Several lessons were learned in the narrow victory Cong. Dan Lipinski posted over political newcomer Marie Newman in their hotly contested race for the Democratic primary in the 3rd Congressional District.
One was that a challenger with plenty of financial backing, and who represented a distinct difference from him, can give Lipinski a run for his money.
Another is that politics can be a rough-and-tumble sport.
The other lesson? It’s hard, really hard, to win precincts in Chicago when running against the Lipinski name on the city’s Southwest Side.
On Monday, nearly a week after her defeat, Newman said she was enjoying a fifth straight day rediscovering her family.
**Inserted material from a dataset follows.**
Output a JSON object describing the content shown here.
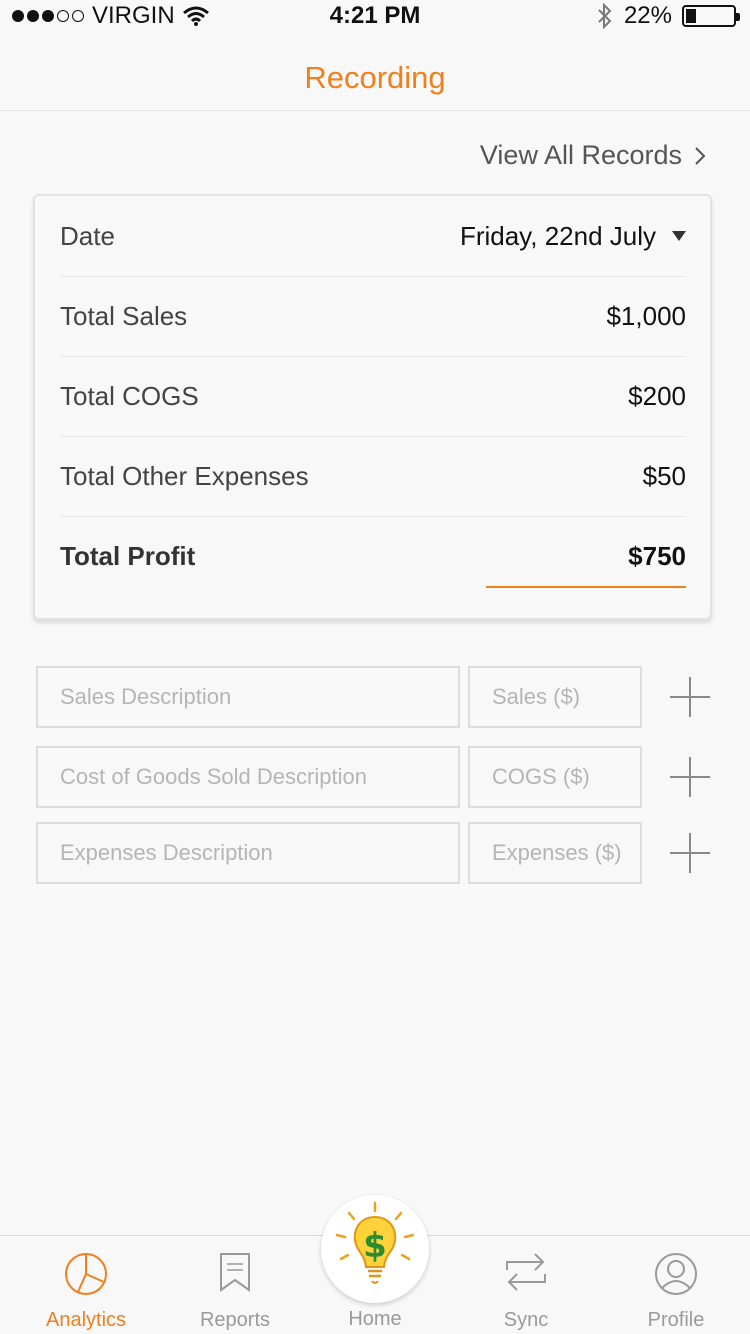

She said she had been going 100 mph since filing her candidacy on April 1, 2017.
Fighting a nasty cough, she reflected on what could have been, and said she had no regrets.
“The numbers are what they are. They’ll still be there when I get to them. When I get ready, I will analyze them. And I’ll have some better learnings from that,” Newman said.
Final totals showed Lipinski with 48,432 votes to Newman’s 46,230.
The difference was his convincing win in Chicago, getting 22,274 votes to Newman’s 17,233.
But she was the clear-cut winner in suburban Cook County, 24,705 to 23,131, and in Will County, outpolling him 4,212 to 2,975.
She even managed to beat Lipinski in the district’s lone precinct in DuPage County, 80-52.
She enjoyed the campaign, despite the outcome.
“I learned a lot and grew a lot. It was a fantastic experience. I met absolutely wonderful people. That’s the joy. I met with (an estimated) 8,000 people individually,” Newman said.
Asked if the close outcome convinced her to run again in 2020, Newman did not commit.
“Oh, gosh, I am not ready to make any decisions at all. I would say there are lots of options and I have no idea what the future holds right now.”
Newman did not like that, in her opinion, Lipinski “did nothing but smear and make up stories about me.” She called him “a Machine politician who is unscrupulous.”
She was surprised, “that, with the exception of the Lipinski camp, everyone was open-armed and helpful across the board.”
Asked if she got votes from residents who disliked the negative tone seen in campaign literature, she said, “I don’t know. That’s a good question.”
For Lipinski, the victory was helped in large part by his strong political base in the city.
Built by his father, William, a former Chicago alderman and longtime congressman, the base has been maintained by the younger Lipinski since he took his father’s seat in Congress.
“I want to thank the people who knocked on doors, made phone calls, put up signs. I want to thank all of you who helped this campaign,” Lipinski said late March 20 at what turned out to be a victory party.
Lipinski’s chief of staff, Jerry Hurckes, said the large margin in city was the result “of Dan working hard and having a great name (with Chicago voters).”
“So many people love this guy, love his father,” Hurckes added.
Lyons Mayor Christopher Getty, a Lipinski supporter, shrugged and said “no comment” when asked about a race that he called “too close for comfort.” He added that Lipinski has been good for Lyons and other towns.
“it’s a changing electorate. The Millennials need to get out and vote, they need to be more involved,” said Sam Krneta, a Lipinski booster.
Lipinski thinks the large amount of funding, a reported more than $2.5 million on behalf of Newman, made the race closer. But he also spent around $2 million. Both are large amounts of money when it comes to a primary, sources said.
“I was hoping it wouldn’t be so close,” Lipinski said, “but it’s good to be in this position.”
“More than $2 million poured in here to attack me. It’s not just about fighting President Trump, but we need to bring people together to get things done, “said Lipinski, who thought Newman appealed to “the Tea Party of the Left.”
A campaign insider said “$2.5 million does a good job of keeping it close.”
The source said, “I didn’t see this coming. You talk to seniors, walk the precincts, train stations in the morning, senior centers in the afternoon … everybody loves him. They said, ‘Dan, you’re the best’ and ‘I’ve never voted Democrat. I’m taking a Democratic ballot this time’.”
Painted by Newman as being closer to Trump than the Democrats, Lipinski said he has opposed the president on several issues.
Newman also often hammered Lipinski on his pro-life stance, which may have won her some votes with pro-choice voters.
One source said, “I’ve never seen (political) ads use the word ‘abortion’ so often. Usually it’s code words like ‘Planned Parenthood’ or ‘a woman’s right to choose’.”
The source added that Lipinski “would rather lose an election that have to change his pro-life stance. That says a lot.”
In the end, Lipinski said: “We’ve got to bring people together in this country. We’re all Americans. I’m fighting to restore the American Dream.”